Silk is a natural(protein) fibre that is obtained from the cocoon of the silkworm which is native to China (hence their innovation in this material). The silkworm’s main food source comes from Mulberry leaves , but it is possible for different species to feed on different types of leaves and therefore produce different variations of silk raging from fine to coarser silks. Non-mulberry silks, as they are known, include Tasar, Eri and Muga silks and they have distinctive colours and properties.
Once silkworms eat the mulberry leaves and reach their full growth they then begin to spin a cocoon around themselves. After they hatch into moths the cocoons that are left behind are collected to produce silk.
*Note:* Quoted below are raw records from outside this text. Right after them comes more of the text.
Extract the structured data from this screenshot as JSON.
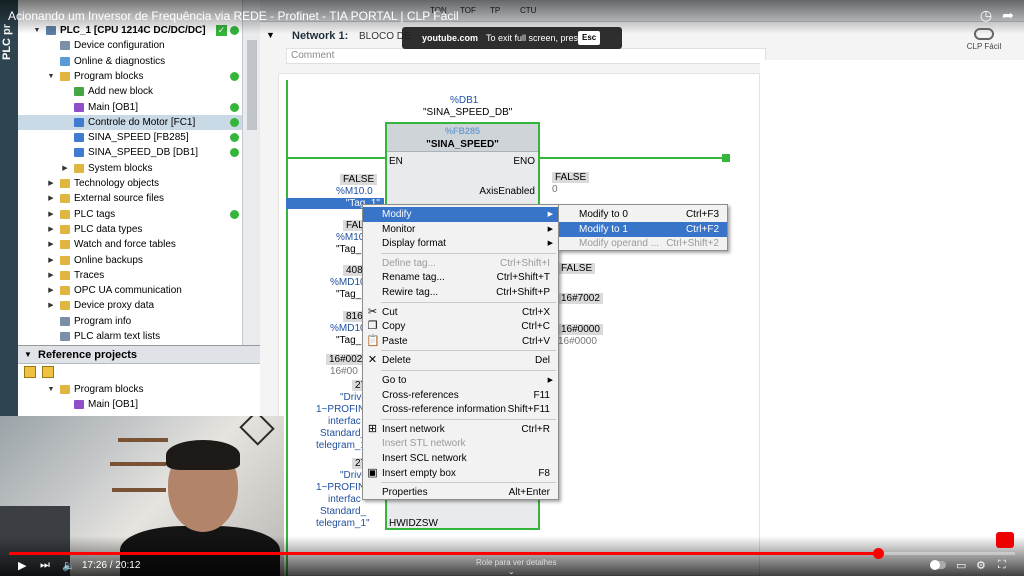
{
  "video": {
    "title": "Acionando um Inversor de Frequência via REDE - Profinet - TIA PORTAL | CLP Fácil",
    "channel": "CLP Fácil",
    "fullscreen_toast": {
      "domain": "youtube.com",
      "text": "To exit full screen, press",
      "key": "Esc"
    },
    "time": "17:26 / 20:12",
    "progress": 0.864,
    "scroll_hint": "Role para ver detalhes",
    "scroll_hint_arrow": "⌄"
  },
  "left_strip": {
    "label": "PLC pr"
  },
  "project_tree": [
    {
      "label": "PLC_1 [CPU 1214C DC/DC/DC]",
      "indent": 0,
      "arrow": "▼",
      "icon": "#5b7fa6",
      "dot": true,
      "check": true,
      "bold": true
    },
    {
      "label": "Device configuration",
      "indent": 1,
      "arrow": "",
      "icon": "#7b8fa6",
      "dot": false
    },
    {
      "label": "Online & diagnostics",
      "indent": 1,
      "arrow": "",
      "icon": "#5a9ad6",
      "dot": false
    },
    {
      "label": "Program blocks",
      "indent": 1,
      "arrow": "▼",
      "icon": "#e0b640",
      "dot": true
    },
    {
      "label": "Add new block",
      "indent": 2,
      "arrow": "",
      "icon": "#46a646",
      "dot": false
    },
    {
      "label": "Main [OB1]",
      "indent": 2,
      "arrow": "",
      "icon": "#8e4fc9",
      "dot": true
    },
    {
      "label": "Controle do Motor [FC1]",
      "indent": 2,
      "arrow": "",
      "icon": "#3f7bd0",
      "dot": true,
      "selected": true
    },
    {
      "label": "SINA_SPEED [FB285]",
      "indent": 2,
      "arrow": "",
      "icon": "#3f7bd0",
      "dot": true
    },
    {
      "label": "SINA_SPEED_DB [DB1]",
      "indent": 2,
      "arrow": "",
      "icon": "#3f7bd0",
      "dot": true
    },
    {
      "label": "System blocks",
      "indent": 2,
      "arrow": "▶",
      "icon": "#e0b640",
      "dot": false
    },
    {
      "label": "Technology objects",
      "indent": 1,
      "arrow": "▶",
      "icon": "#e0b640",
      "dot": false
    },
    {
      "label": "External source files",
      "indent": 1,
      "arrow": "▶",
      "icon": "#e0b640",
      "dot": false
    },
    {
      "label": "PLC tags",
      "indent": 1,
      "arrow": "▶",
      "icon": "#e0b640",
      "dot": true
    },
    {
      "label": "PLC data types",
      "indent": 1,
      "arrow": "▶",
      "icon": "#e0b640",
      "dot": false
    },
    {
      "label": "Watch and force tables",
      "indent": 1,
      "arrow": "▶",
      "icon": "#e0b640",
      "dot": false
    },
    {
      "label": "Online backups",
      "indent": 1,
      "arrow": "▶",
      "icon": "#e0b640",
      "dot": false
    },
    {
      "label": "Traces",
      "indent": 1,
      "arrow": "▶",
      "icon": "#e0b640",
      "dot": false
    },
    {
      "label": "OPC UA communication",
      "indent": 1,
      "arrow": "▶",
      "icon": "#e0b640",
      "dot": false
    },
    {
      "label": "Device proxy data",
      "indent": 1,
      "arrow": "▶",
      "icon": "#e0b640",
      "dot": false
    },
    {
      "label": "Program info",
      "indent": 1,
      "arrow": "",
      "icon": "#7b8fa6",
      "dot": false
    },
    {
      "label": "PLC alarm text lists",
      "indent": 1,
      "arrow": "",
      "icon": "#7b8fa6",
      "dot": false
    }
  ],
  "reference_projects": {
    "title": "Reference projects",
    "items": [
      {
        "label": "Program blocks",
        "indent": 1,
        "arrow": "▼",
        "icon": "#e0b640"
      },
      {
        "label": "Main [OB1]",
        "indent": 2,
        "arrow": "",
        "icon": "#8e4fc9"
      }
    ]
  },
  "toolbar": {
    "items": [
      "TON",
      "TOF",
      "TP",
      "CTU"
    ]
  },
  "network": {
    "title": "Network 1:",
    "name": "BLOCO DE",
    "comment": "Comment"
  },
  "fb": {
    "db_addr": "%DB1",
    "db_name": "\"SINA_SPEED_DB\"",
    "fb_addr": "%FB285",
    "fb_name": "\"SINA_SPEED\"",
    "pins": {
      "en": "EN",
      "eno": "ENO",
      "axis_enabled": "AxisEnabled",
      "hwid": "HWIDZSW"
    }
  },
  "tags": {
    "t1_val": "FALSE",
    "t1_addr": "%M10.0",
    "t1_name": "\"Tag_1\"",
    "t2_val": "FALS",
    "t2_addr": "%M10",
    "t2_name": "\"Tag_",
    "t3_val": "408",
    "t3_addr": "%MD10",
    "t3_name": "\"Tag_",
    "t4_val": "816",
    "t4_addr": "%MD10",
    "t4_name": "\"Tag_",
    "t5_val": "16#002",
    "t5_sub": "16#00",
    "t6_val": "27",
    "t6_l1": "\"Drive",
    "t6_l2": "1~PROFINE",
    "t6_l3": "interfac",
    "t6_l4": "Standard_",
    "t6_l5": "telegram_1",
    "t7_val": "27",
    "t7_l1": "\"Drive",
    "t7_l2": "1~PROFINE",
    "t7_l3": "interfac",
    "t7_l4": "Standard_",
    "t7_l5": "telegram_1\"",
    "out_false1": "FALSE",
    "out_zero1": "0",
    "out_false2": "FALSE",
    "out_hex1": "16#7002",
    "out_hex2": "16#0000",
    "out_hex3": "16#0000"
  },
  "context_menu": [
    {
      "label": "Modify",
      "shortcut": "",
      "submenu": true,
      "highlight": true
    },
    {
      "label": "Monitor",
      "shortcut": "",
      "submenu": true
    },
    {
      "label": "Display format",
      "shortcut": "",
      "submenu": true
    },
    {
      "sep": true
    },
    {
      "label": "Define tag...",
      "shortcut": "Ctrl+Shift+I",
      "disabled": true
    },
    {
      "label": "Rename tag...",
      "shortcut": "Ctrl+Shift+T"
    },
    {
      "label": "Rewire tag...",
      "shortcut": "Ctrl+Shift+P"
    },
    {
      "sep": true
    },
    {
      "label": "Cut",
      "shortcut": "Ctrl+X",
      "icon": "✂",
      "iconName": "scissors-icon"
    },
    {
      "label": "Copy",
      "shortcut": "Ctrl+C",
      "icon": "❐",
      "iconName": "copy-icon"
    },
    {
      "label": "Paste",
      "shortcut": "Ctrl+V",
      "icon": "📋",
      "iconName": "clipboard-icon"
    },
    {
      "sep": true
    },
    {
      "label": "Delete",
      "shortcut": "Del",
      "icon": "✕",
      "iconName": "delete-x-icon"
    },
    {
      "sep": true
    },
    {
      "label": "Go to",
      "shortcut": "",
      "submenu": true
    },
    {
      "label": "Cross-references",
      "shortcut": "F11"
    },
    {
      "label": "Cross-reference information",
      "shortcut": "Shift+F11"
    },
    {
      "sep": true
    },
    {
      "label": "Insert network",
      "shortcut": "Ctrl+R",
      "icon": "⊞",
      "iconName": "insert-network-icon"
    },
    {
      "label": "Insert STL network",
      "shortcut": "",
      "disabled": true
    },
    {
      "label": "Insert SCL network",
      "shortcut": ""
    },
    {
      "label": "Insert empty box",
      "shortcut": "F8",
      "icon": "▣",
      "iconName": "empty-box-icon"
    },
    {
      "sep": true
    },
    {
      "label": "Properties",
      "shortcut": "Alt+Enter"
    }
  ],
  "submenu": [
    {
      "label": "Modify to 0",
      "shortcut": "Ctrl+F3"
    },
    {
      "label": "Modify to 1",
      "shortcut": "Ctrl+F2",
      "highlight": true
    },
    {
      "label": "Modify operand ...",
      "shortcut": "Ctrl+Shift+2",
      "disabled": true
    }
  ],
  "colors": {
    "accent": "#3874c8",
    "ladder_green": "#35b53a",
    "progress_red": "#ff0000"
  }
}
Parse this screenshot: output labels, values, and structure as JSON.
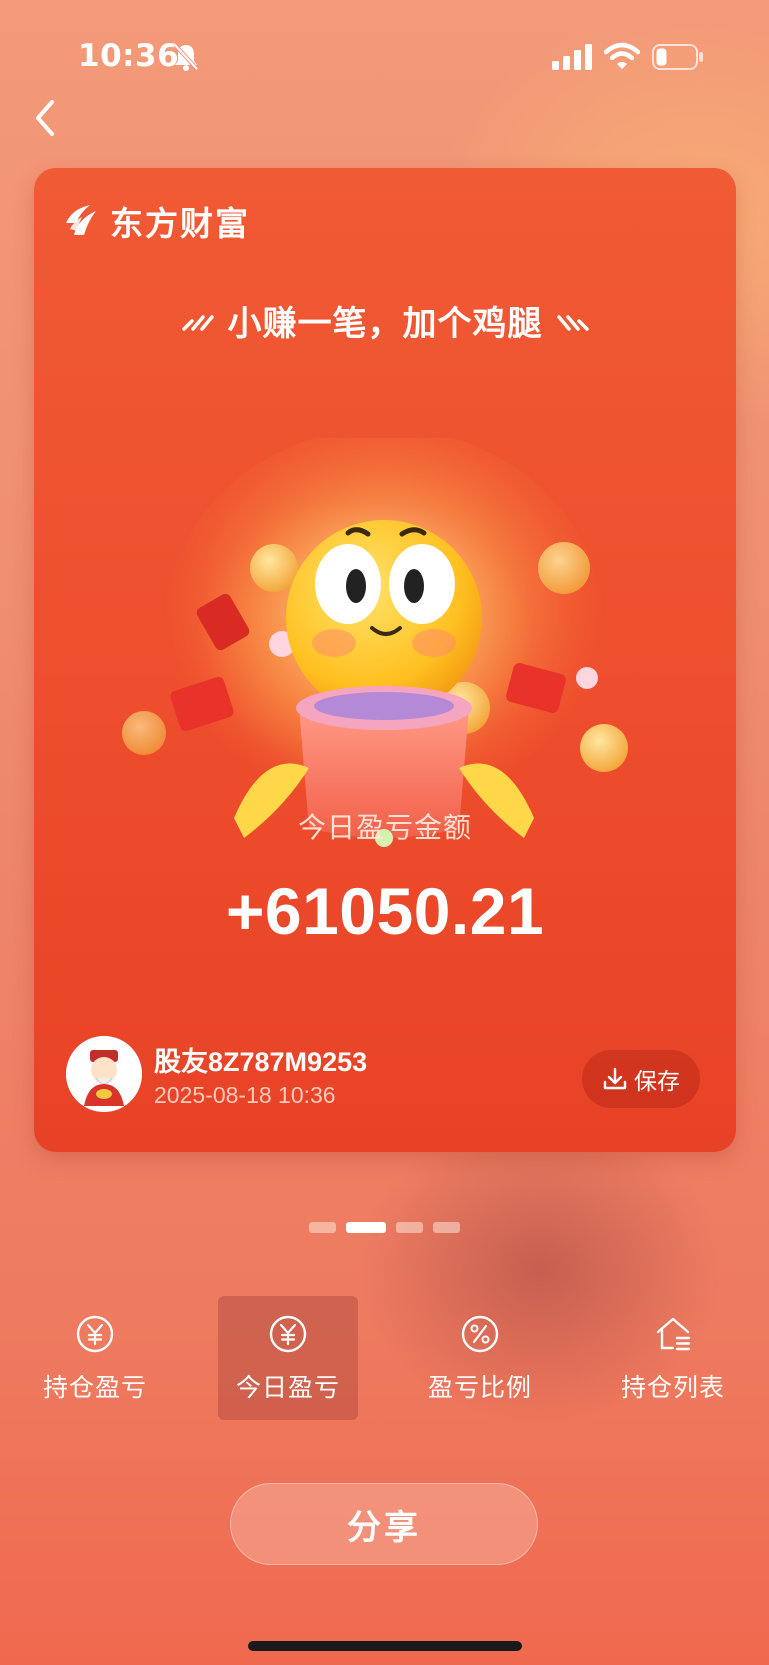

The cocoons are boiled in water then spun into threads and/or weaved into silk. Silkworms have been completely domesticated and do not exist in the wild, so essentially they are only bred for the production of silk.
Silk is the strongest natural fiber that there is, it is extremely versatile and strong which makes a practical material to use in many products. It is also luxurious, delicate, smooth, shiny and simply a beautiful material that can also be easily dyed and these properties make it extremely attractive to different industries.Having so many incredible qualities allows silk to be such a popular material. In both the fashion industry and interior markets silk is used in their products from clothing to fine furnishings. Silk is a popular material for clothing (for both womanswear i.e dresses and menswear i.e ties) as it can keep you warm in the winter and cool in the summer and it is extremely light and flexible, so is therefore comfortable to wear. To add to the attractiveness of silk, it can be dyed different colours to fit changing fashion trends and beads or embroidery can be easily added to the fabric.
Alongside the “boom” of silk production the Chinese artwork and crafty embroidery styles also developed. Working into the silk with fine embroidery threads produced incredibly beautiful and detailed designs whither it be of people, animals/mystical creatures, flowers or objects. As an ancient form of artwork there are four major styles that developed in China which were “Su embroidery”, “Xiang embroidery”, “Yue embroidery” and “Shu embroidery” and all had slightly different techniques. “Su embroidery” was known to be very intricate, “Xiang embroidery” used many colours emphasising tonal changes,” Yue embroidery” was complicated and used very bright colours and “Shu Embroidery” was very neat. As well embroidery another popular art form developed in China and applied to silk was “silk painting” as silk was “invented” before paper so it was a popular material to paint on to.
China was fortunate enough to innovate the production of silk all thanks to the silkworm native to the country and are innovators in techniques that can be applied to silk. As a textile student I enjoy using silk as I am aware of course it’s great properties and of course it’s popularity. I can easily add my printed design onto the fabric and work on top of them to add more texture(embroidery), all things that the Chinese developed centuries ago are still being applied today.